*DIRECTIONS*:
Your answer should consist of each line below that includes the word "скважина".

*MATERIAL TO PROCESS*:
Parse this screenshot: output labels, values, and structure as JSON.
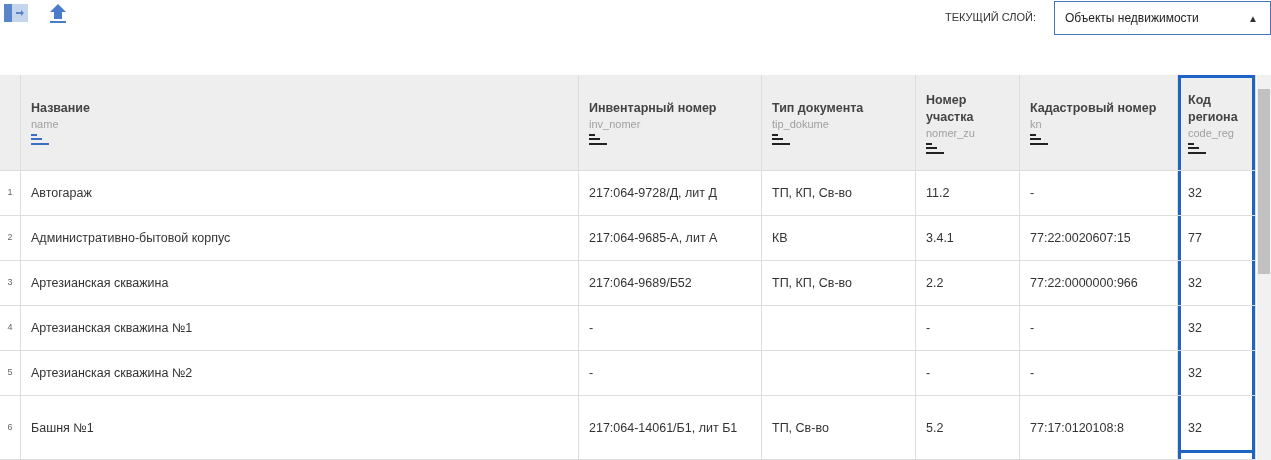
{
  "toolbar": {
    "layer_label": "ТЕКУЩИЙ СЛОЙ:",
    "layer_select": {
      "value": "Объекты недвижимости",
      "caret": "▲"
    }
  },
  "table": {
    "columns": [
      {
        "title": "Название",
        "field": "name",
        "sorted": true,
        "selected": false
      },
      {
        "title": "Инвентарный номер",
        "field": "inv_nomer",
        "sorted": false,
        "selected": false
      },
      {
        "title": "Тип документа",
        "field": "tip_dokume",
        "sorted": false,
        "selected": false
      },
      {
        "title": "Номер участка",
        "field": "nomer_zu",
        "sorted": false,
        "selected": false
      },
      {
        "title": "Кадастровый номер",
        "field": "kn",
        "sorted": false,
        "selected": false
      },
      {
        "title": "Код региона",
        "field": "code_reg",
        "sorted": false,
        "selected": true
      }
    ],
    "rows": [
      {
        "number": "1",
        "cells": [
          "Автогараж",
          "217:064-9728/Д, лит Д",
          "ТП, КП, Св-во",
          "11.2",
          "-",
          "32"
        ]
      },
      {
        "number": "2",
        "cells": [
          "Административно-бытовой корпус",
          "217:064-9685-А, лит А",
          "КВ",
          "3.4.1",
          "77:22:0020607:15",
          "77"
        ]
      },
      {
        "number": "3",
        "cells": [
          "Артезианская скважина",
          "217:064-9689/Б52",
          "ТП, КП, Св-во",
          "2.2",
          "77:22:0000000:966",
          "32"
        ]
      },
      {
        "number": "4",
        "cells": [
          "Артезианская скважина №1",
          "-",
          "",
          "-",
          "-",
          "32"
        ]
      },
      {
        "number": "5",
        "cells": [
          "Артезианская скважина №2",
          "-",
          "",
          "-",
          "-",
          "32"
        ]
      },
      {
        "number": "6",
        "cells": [
          "Башня №1",
          "217:064-14061/Б1, лит Б1",
          "ТП, Св-во",
          "5.2",
          "77:17:0120108:8",
          "32"
        ]
      }
    ]
  }
}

*TASK SOLUTION*:
          "Артезианская скважина",
          "Артезианская скважина №1",
          "Артезианская скважина №2",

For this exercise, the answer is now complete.